Dose.—1 to 3 decigrams (2 to 5 grains).


Extractum Colchici, B.P.—EXTRACT OF COLCHICUM.
Express the juice from fresh crushed colchicum corms, after removing their coats, and allow it to stand till clear; then decant, heat the clear liquid to 100°, strain through flannel, and evaporate to a soft extract, at a temperature not exceeding 71°. Extract of colchicum is prescribed in pills to relieve the pain and inflammation of acute gout. It is frequently combined with blue pill or compound colocynth pill, or with Dover's powder. It is a constituent of some proprietary gout and rheumatic pills. Dose.—15 to 60 milligrams (¼ to 1 grain).
Extractum Colchici Aceticum, B.P., 1885.—ACETIC EXTRACT OF COLCHICUM.
Colchicum corms, fresh, 95; acetic acid, 5. Express the juice from the crushed corms, after removing their coats, add the acid and allow to stand till clear; then decant, heat the clear liquid to 100°, strain through flannel, and evaporate to a soft extract at a temperature not exceeding 71°. This extract is preferred to the simple extract by some practitioners. It is used similarly to Extractum Colchici, but is rather weaker in colchicine, owing to the greater a mount of extractive matter dissolved by the acetic acid. Dose.—3 to 12 centigrams (~ to 2 grains).
Extractum Colchici Cormi, U.S.P.—EXTRACT OF COLCHICUM CORM.
Colchicum corm, in No. 60 powder, 100; acetic acid (36 per cent.), 35; distilled water, a sufficient quantity. Exhaust the colchicum by percolation with the acetic acid and distilled water. Evaporate the percolate to a pilular consistence and adjust the strength of the extract so that it shall contain 1.4 per cent. of colchicine. Average dose.—65 milligrams (1 grain).
Mistura Colchici, B.P.C.—COLCHICUM MIXTURE.

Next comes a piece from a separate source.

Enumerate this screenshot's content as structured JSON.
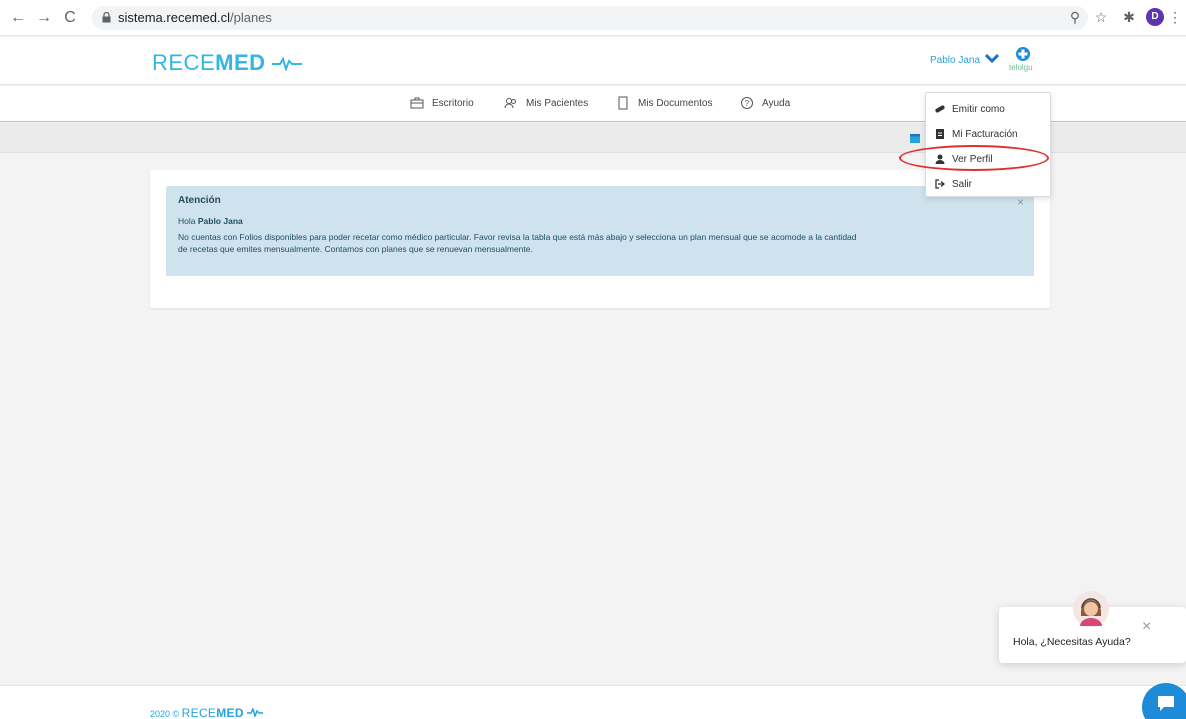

Each fluid ounce contains 15 minims of colchicum wine, 10 grains of magnesium carbonate, 15 grains of magnesium sulphate, with a sufficient quantity of peppermint water. Colchicum mixture is a saline purgative, generally used in gouty conditions. Dose.—15 to 30 mils (½ to 1 fluid ounce).

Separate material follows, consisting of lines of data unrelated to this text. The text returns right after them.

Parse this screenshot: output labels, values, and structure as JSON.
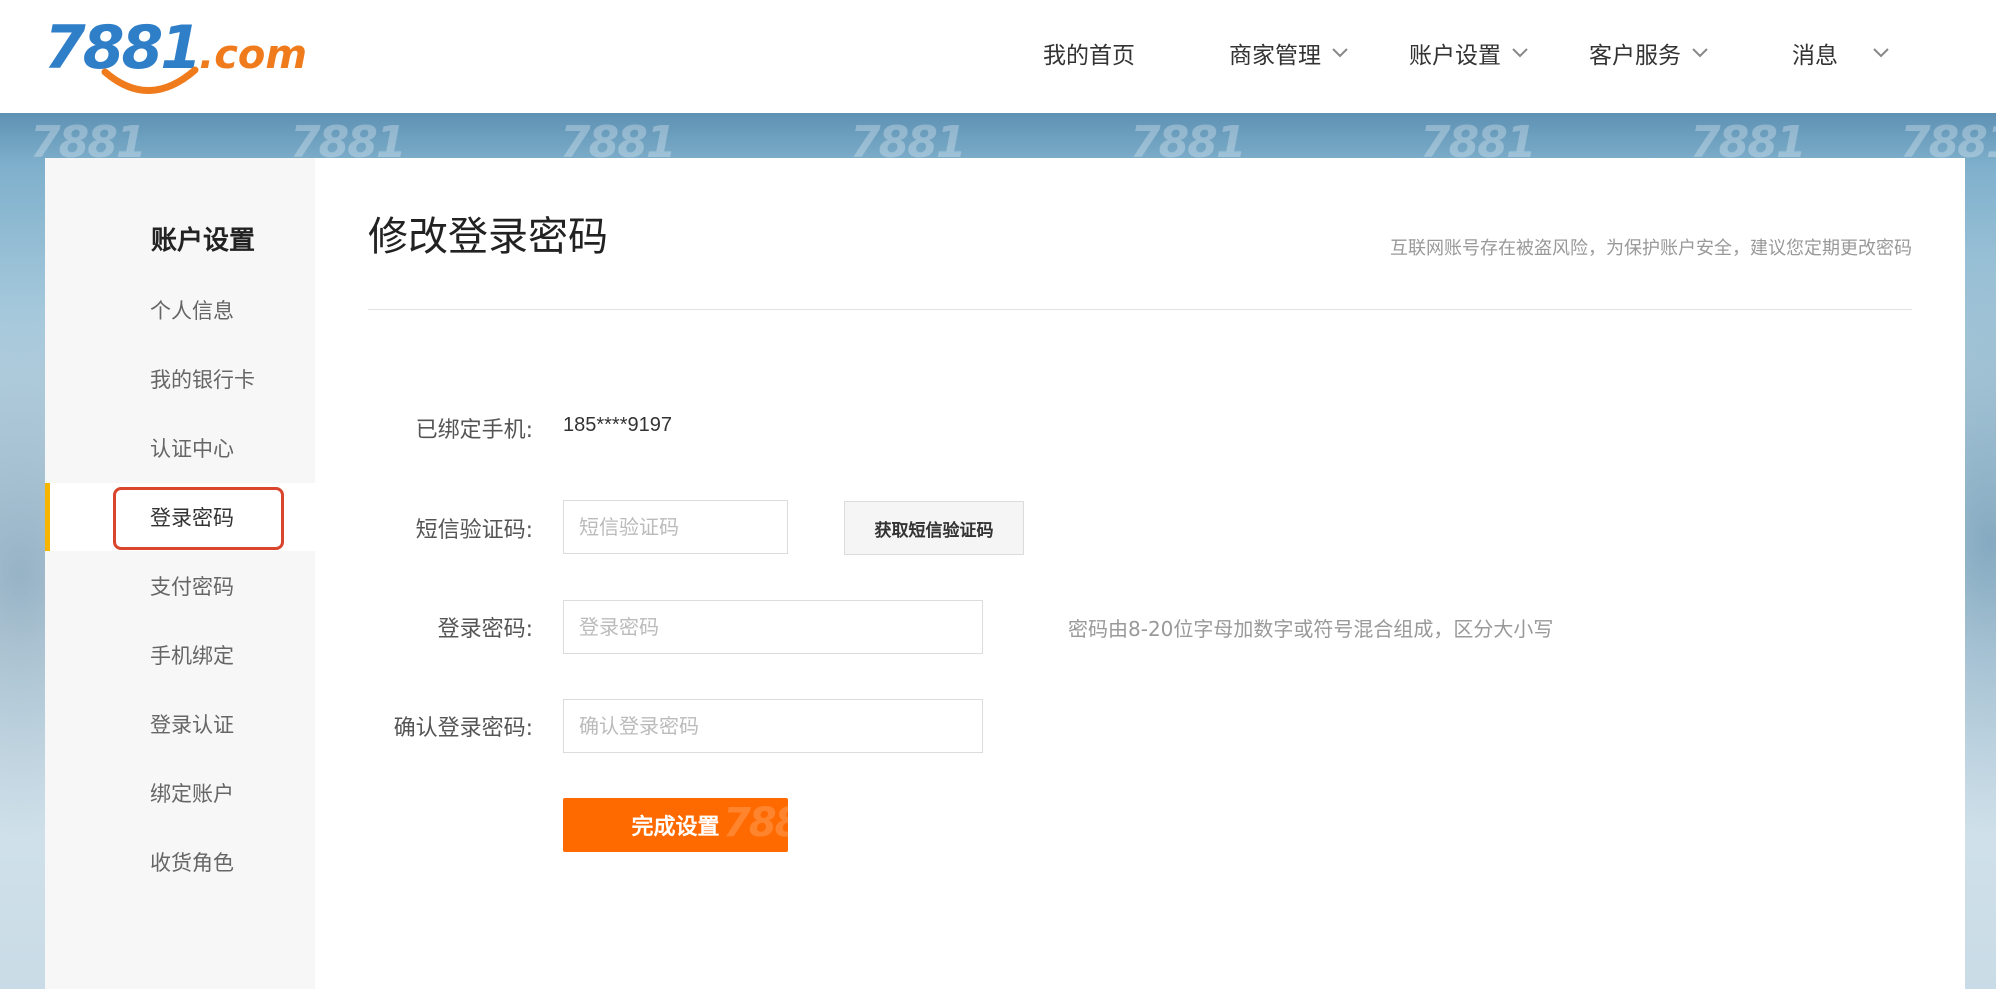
{
  "header": {
    "logo": {
      "digits": "7881",
      "domain": ".com"
    },
    "nav": [
      {
        "label": "我的首页",
        "has_dropdown": false
      },
      {
        "label": "商家管理",
        "has_dropdown": true
      },
      {
        "label": "账户设置",
        "has_dropdown": true
      },
      {
        "label": "客户服务",
        "has_dropdown": true
      },
      {
        "label": "消息",
        "has_dropdown": true
      }
    ]
  },
  "banner": {
    "watermark": "7881"
  },
  "sidebar": {
    "title": "账户设置",
    "active_index": 3,
    "items": [
      {
        "label": "个人信息"
      },
      {
        "label": "我的银行卡"
      },
      {
        "label": "认证中心"
      },
      {
        "label": "登录密码"
      },
      {
        "label": "支付密码"
      },
      {
        "label": "手机绑定"
      },
      {
        "label": "登录认证"
      },
      {
        "label": "绑定账户"
      },
      {
        "label": "收货角色"
      }
    ]
  },
  "main": {
    "title": "修改登录密码",
    "hint": "互联网账号存在被盗风险，为保护账户安全，建议您定期更改密码",
    "form": {
      "phone_label": "已绑定手机:",
      "phone_value": "185****9197",
      "sms_label": "短信验证码:",
      "sms_placeholder": "短信验证码",
      "sms_button": "获取短信验证码",
      "password_label": "登录密码:",
      "password_placeholder": "登录密码",
      "password_tip": "密码由8-20位字母加数字或符号混合组成，区分大小写",
      "confirm_label": "确认登录密码:",
      "confirm_placeholder": "确认登录密码",
      "submit_label": "完成设置"
    }
  },
  "colors": {
    "accent_orange": "#ff6a00",
    "logo_blue": "#2f7fc8",
    "active_bar": "#f7b500",
    "highlight_red": "#d9462d"
  }
}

Pilulae Colchici et Aloes, B.P.C.—COLCHICUM AND ALOES PILLS.
Each pill contains ¼ grain each of acetic extract of colchicum, extract of Barbados aloes, and green extract of hyoscyamus. Dose.—1 to 4 pills.
Pilulae Colchici et Hydrargyri, B.P.C.—COLCHICUM AND MERCURY PILLS.

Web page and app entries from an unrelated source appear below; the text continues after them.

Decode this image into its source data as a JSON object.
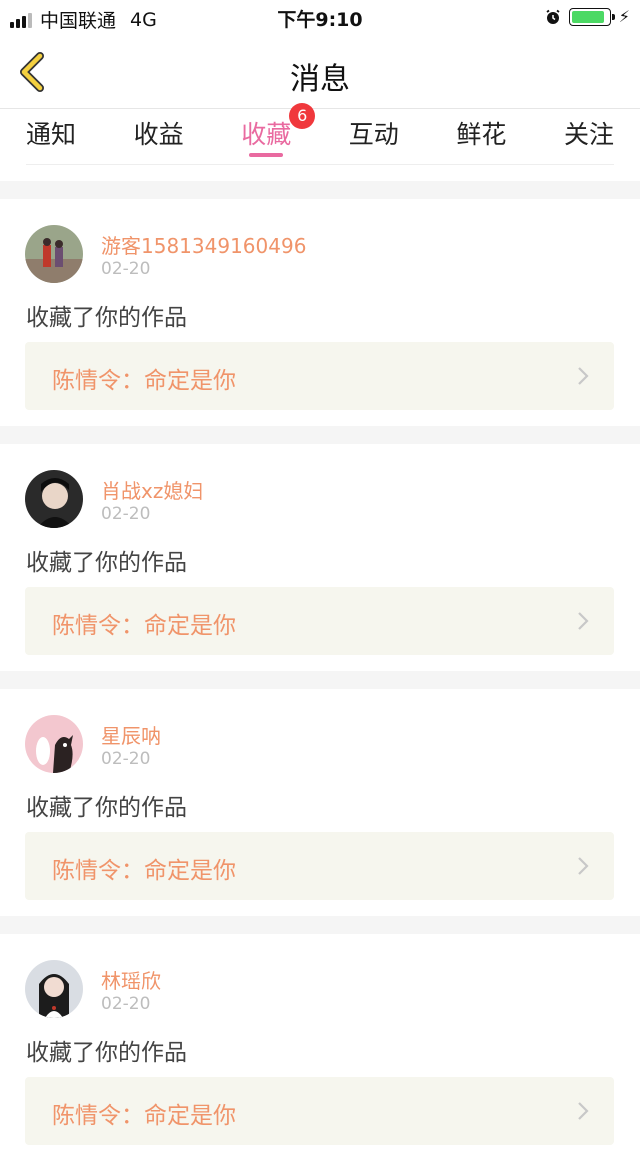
{
  "status_bar": {
    "carrier": "中国联通",
    "network": "4G",
    "time": "下午9:10",
    "battery_level": 0.95,
    "battery_color": "#4cd964"
  },
  "header": {
    "title": "消息",
    "back_icon": "chevron-left-icon",
    "back_color": "#f4d03f"
  },
  "tabs": [
    {
      "label": "通知"
    },
    {
      "label": "收益"
    },
    {
      "label": "收藏",
      "active": true,
      "badge": "6"
    },
    {
      "label": "互动"
    },
    {
      "label": "鲜花"
    },
    {
      "label": "关注"
    }
  ],
  "accent_color": "#e96aa0",
  "name_color": "#f0946a",
  "messages": [
    {
      "username": "游客1581349160496",
      "date": "02-20",
      "action": "收藏了你的作品",
      "work_title": "陈情令：命定是你"
    },
    {
      "username": "肖战xz媳妇",
      "date": "02-20",
      "action": "收藏了你的作品",
      "work_title": "陈情令：命定是你"
    },
    {
      "username": "星辰呐",
      "date": "02-20",
      "action": "收藏了你的作品",
      "work_title": "陈情令：命定是你"
    },
    {
      "username": "林瑶欣",
      "date": "02-20",
      "action": "收藏了你的作品",
      "work_title": "陈情令：命定是你"
    }
  ]
}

Each pill contains ⅙ grain of acetic extract of colchicum, ⅓ grain of mercury pill, and ½ grain of compound extract of colocynth. Dose.—1. to 3 pills.
Pilulae Colchici et Hydrargyri Compositae, B.P.C.—COMPOUND COLCHICUM AND MERCURY PILLS. Syn.—Sir Benjamin Brodie's Gout Pills.
Each pill contains ½ grain of acetic extract of colchicum, and 1 ⅓ grains each of mercury pill, compound extract of colocynth, and extract of rhubarb. Dose.—1 to 2 pills.
Vinum Colchici, B.P.—COLCHICUM WINE.
Colchicum corm, in No. 20 powder, 20; sherry, 100. Prepare by the maceration process. Colchicum wine is given, often with antacids and saline purgatives, in gout. Dose.—½ to 2 mils (10 to 30 minims).

The British Pharmaceutical Codex, 1911, was published by direction of the Council of the Pharmaceutical Society of Great Britain.